This is for those who haven’t seen this decade-old segment which for some reason has been making the social media rounds again.
It is so nice to see a truly beautiful textile get this sort of attention (and from men too, which speaking as a textiles person rarely happens in North America, in contrast with other parts of the world). Of course it’s partly the Navajo chief connection and the reference to Kit Carson that garners interest here, but it’s still nice to see the attention to the extreme fineness of the weaving.
I’ve never seen a Navajo blanket I like more than this one.
After many years of few changes in the old mask and snorkel setup, this is an interesting innovation. It just won the 2014 Oxylane Innovation Award (I have no idea what that is, but I suspect it’s just the first of many awards for this contraption).
The French company Tribord has come up with a way to allow snorkelers to breathe by both mouth and nose and without fogging the mask, as well as allowing diving without water entering the snorkel at all. This means you can swim and breathe more normally, see better and dive up and down easily. And the snorkel bulb above water makes you visible to boats.
The strap is also far better in design. A regular mask’s single strap constantly slips especially if you like me you have long fine hair. This 3-strap fit looks way better. But these aren’t available in women’s /teens’ sizes yet, nor are they available in N. America yet. In the UK they’ll be carried by Stockport.
I’m not very acquisitive and I seldom appreciate new gimmicks but this goes beyond gimmickry and I would very much like to have one. It’s the first innovation in a while that has interested me.
Having been snorkeling lately while visiting friends in Ecuador I had a cheap snorkel with a faulty valve that let in more seawater than it let out every time I tried to clear it. An old fashioned non-valve snorkel would have actually been better, but those are primitive and hard to clear. Even with a good mask and snorkel it’s generally a constant struggle to maintain a clear mask and an empty snorkel. This is the first time I’ve seen anything innovative along these lines.
(To read the English subtitles on the video you may have to disable the Italian titles – go under the CC closed captioning button):

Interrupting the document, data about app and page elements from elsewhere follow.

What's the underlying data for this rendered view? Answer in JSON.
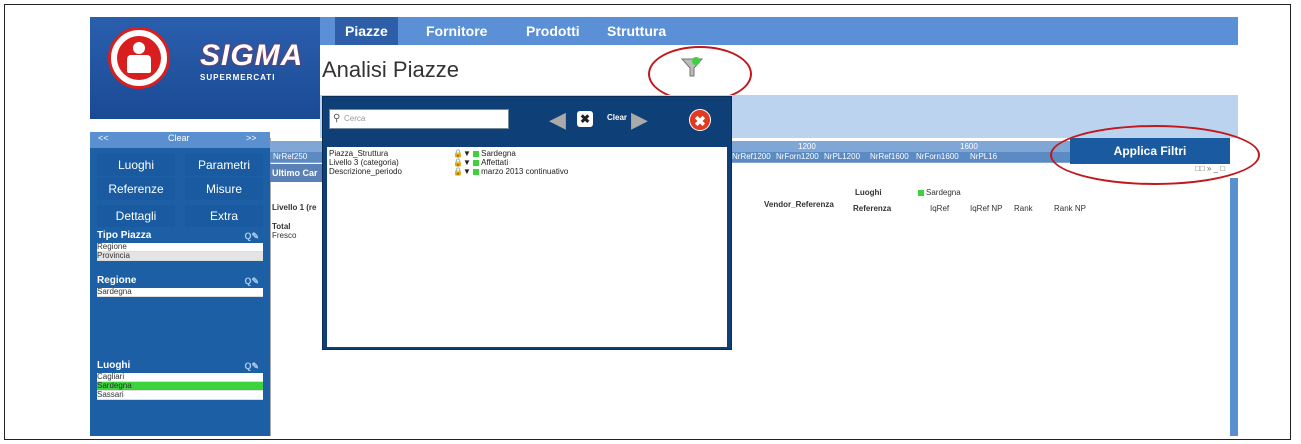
{
  "nav": {
    "tabs": [
      {
        "label": "Piazze"
      },
      {
        "label": "Fornitore"
      },
      {
        "label": "Prodotti"
      },
      {
        "label": "Struttura"
      }
    ]
  },
  "logo": {
    "name": "SIGMA",
    "tagline": "SUPERMERCATI"
  },
  "page": {
    "title": "Analisi Piazze"
  },
  "left_panel": {
    "top": {
      "prev": "<<",
      "clear": "Clear",
      "next": ">>"
    },
    "buttons": [
      "Luoghi",
      "Parametri",
      "Referenze",
      "Misure",
      "Dettagli",
      "Extra"
    ],
    "tipo_piazza": {
      "title": "Tipo Piazza",
      "items": [
        "Regione",
        "Provincia"
      ]
    },
    "regione": {
      "title": "Regione",
      "items": [
        "Sardegna"
      ]
    },
    "luoghi": {
      "title": "Luoghi",
      "items": [
        "Cagliari",
        "Sardegna",
        "Sassari"
      ]
    }
  },
  "columns": {
    "groups": [
      "1200",
      "1600"
    ],
    "headers": [
      "NrRef250",
      "NrRef1200",
      "NrForn1200",
      "NrPL1200",
      "NrRef1600",
      "NrForn1600",
      "NrPL16"
    ]
  },
  "table": {
    "band": "Ultimo Car",
    "luoghi_label": "Luoghi",
    "luoghi_value": "Sardegna",
    "level_col": "Livello 1 (re",
    "vendor_col": "Vendor_Referenza",
    "referenza_col": "Referenza",
    "metric_cols": [
      "IqRef",
      "IqRef NP",
      "Rank",
      "Rank NP"
    ],
    "rows": [
      "Total",
      "Fresco"
    ]
  },
  "applica": {
    "label": "Applica Filtri"
  },
  "popup": {
    "search_placeholder": "Cerca",
    "clear_label": "Clear",
    "filters": [
      {
        "field": "Piazza_Struttura",
        "value": "Sardegna"
      },
      {
        "field": "Livello 3 (categoria)",
        "value": "Affettati"
      },
      {
        "field": "Descrizione_periodo",
        "value": "marzo 2013 continuativo"
      }
    ]
  },
  "colors": {
    "accent": "#1a5aa0",
    "highlight": "#c0181c",
    "selected": "#3bd23b"
  }
}
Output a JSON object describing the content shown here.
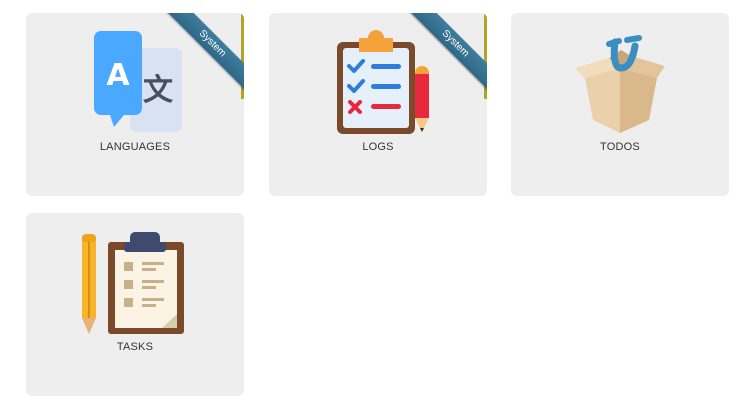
{
  "tiles": [
    {
      "id": "languages",
      "label": "LANGUAGES",
      "ribbon": "System",
      "icon": "translate-icon"
    },
    {
      "id": "logs",
      "label": "LOGS",
      "ribbon": "System",
      "icon": "clipboard-checklist-icon"
    },
    {
      "id": "todos",
      "label": "TODOS",
      "icon": "open-box-icon"
    },
    {
      "id": "tasks",
      "label": "TASKS",
      "icon": "clipboard-pencil-icon"
    }
  ],
  "icon_glyphs": {
    "translate_left": "A",
    "translate_right": "文"
  },
  "colors": {
    "tile_bg": "#eeeeee",
    "ribbon": "#3f7d9e",
    "label": "#333333"
  }
}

I was talking to the very knowledgeable owner of a shop of antique weaving in Cuzco, Peru, and after a while he mentioned that Mick Jagger had been in the shop two years before. When I asked if Jagger was in Peru to do a gig, he said no, he had come to see Machu Picchu. I guess he he missed it the first time he was in Peru, when he came to shoot Fitzcarraldo with Werner Herzog in 1980. Sadly—or not depending on how you feel about Jagger’s acting—he didn’t make it into the final film. Jason Robards had originally been cast as Fitzcarraldo and Jagger was to play his sidekick, but when Robards developed amoebic dysentery and had to bow out, thus delaying shooting, Jagger could no longer continue because the Stones were cutting an album. In a way I’m glad because I think Robards was spectacularly wrong for the role. Watch the video if you want to see his hammy and lightweight performance. But Jagger seemed promising as the simpleton sidekick. Some disagree. In the end it was probably fortunate that the role went to Kinski, and I can’t imagine Jagger tolerating Kinski’s on-set tantrums and quasi-criminal manic episodes.
The textile collection in this shop should be in a museum. The Peruvian government should consider paying the market price for its entire collection and displaying it all. It’s a crime that these pieces are slowly leaving the country. They represent multiple eras from every region of the country, and every one contains a message. What appear to be geometric designs are often animals representing family and cosmological origins and relationships. There is so little hand weaving left in the world. Much as I would like to collect more of it myself, it seems wrong to see it scattered to the winds even if that means Mick Jagger’s place.